How to Use Aspose.Words for .NET via COM Interop
The information in this topic applies to scenarios where you want to use Aspose.Words for .NET via COM Interop in any of the following programming languages:
- Visual Basic
Work with COM Interop
Aspose.Words for .NET executes under the control of the .NET Framework and this is called managed code. Code written in all of the above languages runs outside the .NET Framework and it is called unmanaged code. Interaction between unmanaged code and Aspose.Words occurs via the .NET facility called COM Interop.
Aspose.Words objects are .NET objects, but when used via COM Interop, they appear as COM objects in your programming language. Therefore, it is best to make sure you know how to create and use COM objects in your programming language, before you start using Aspose.Words.
Here are the topics that you will eventually need to master:
- Using COM objects in your programming language. See your programming language documentation and the language-specific topics further in this documentation.
- Working with COM objects exposed by .NET COM Interop. See Interoperating With Unmanaged Code and Exposing .NET Framework Components to COM in MSDN.
- Aspose.Words document object model. See Aspose.Words Developer Guide and API Reference.
Register Aspose.Words for .NET with COM Interop
After installation Aspose.Words for .NET, you need to register Aspose.Words for COM Interop using the
regasm.exe is a tool included in .NET Framework SDK. All the .NET Framework SDK tools are located in the
*%windir%\Microsoft .NET\Framework\<FrameworkVersion>\ directory, for example C:\Windows\Microsoft .NET\Framework\v2.0.50727.
If you use Visual Studio, then the easiest way to launch regasm is to:
- On the Start menu, select Programs, then Microsoft Visual Studio 2010 and finally Visual Studio Tools.
- Right-click Visual Studio Command Prompt and select Run as Administrator. This will launch the command prompt with all the necessary environment variables set.
regasm <installdir>\bin\net2.0\Aspose.Words.dll /codebasewhere
<installdir>is the directory where you installed Aspose.Words, typically C:\Program Files (x86)\Aspose\Aspose.Words for .NET.
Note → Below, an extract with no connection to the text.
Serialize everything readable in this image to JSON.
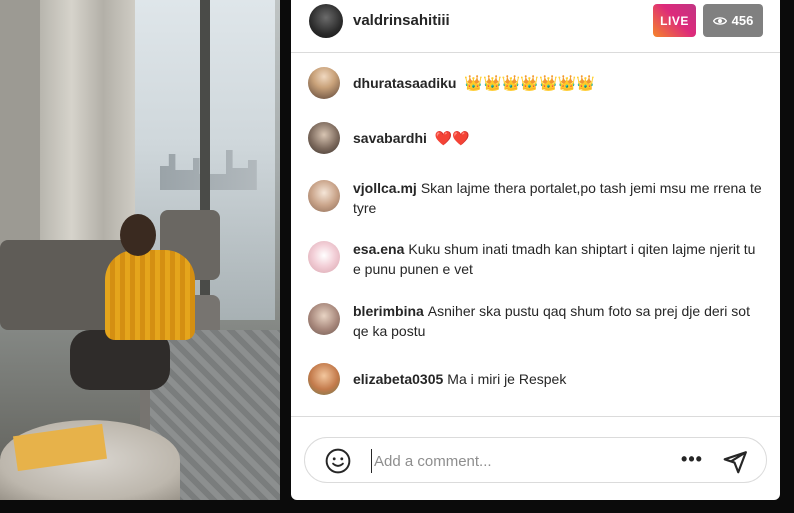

Work with Aspose.Words via COM Interop
ProgID stands for “programmatic identifier”, it is a name of a COM class that you need to use in order to create an object.
Currently, Aspose.Words defines four publicly creatable COM objects. Their ProgIDs are:
The ProgIDs consist of the library name (“Aspose.Words”) and the class name.
During installation, the Aspose.Words.tlb (COM type library) is copied to your computer to:
- For .NET Framework 2.0, 3.0, 3.5 and 4.0 to
If your programming language (for example Visual Basic or Delphi) allows you to reference a COM type library, then add a reference to Aspose.Words.tlb and you will be able to see all Aspose.Words classes, methods, properties and enumerations in your Object Browser.
Creating COM Objects
The creation of a .NET object is similar to creation of a normal COM object:
Dim helper Set helper = CreateObject("Aspose.Words.ComHelper")
Once created, you are able to access the object’s methods and properties, as if it was a COM object:
Dim doc Set doc = helper.Open("C:\my.doc")
Some methods have overloads and they will be exposed by COM Interop with a numeric suffix added to them, except for the very first method that stays unchanged. For example, Document.Save method overloads become Document.Save, Document.Save_2, Document.Save_3, and so on.
For more information, see the language-specific articles further in this documentation.
Creating a Wrapper Assembly
If you need to use many of the Aspose.Words classes, methods and properties, consider creating a wrapper assembly (using C# or any other .NET programming language), that will help to avoid using Aspose.Words directly from unmanaged code.
A good approach is to develop a .NET assembly that references Aspose.Words and does all the work with it, and only exposes the minimal set of classes and methods to unmanaged code. Your application then should work just with your wrapper library.
Reducing the number of classes and methods that you need to invoke via COM Interop could simplify your project, because using .NET classes via COM Interop often requires advanced skills.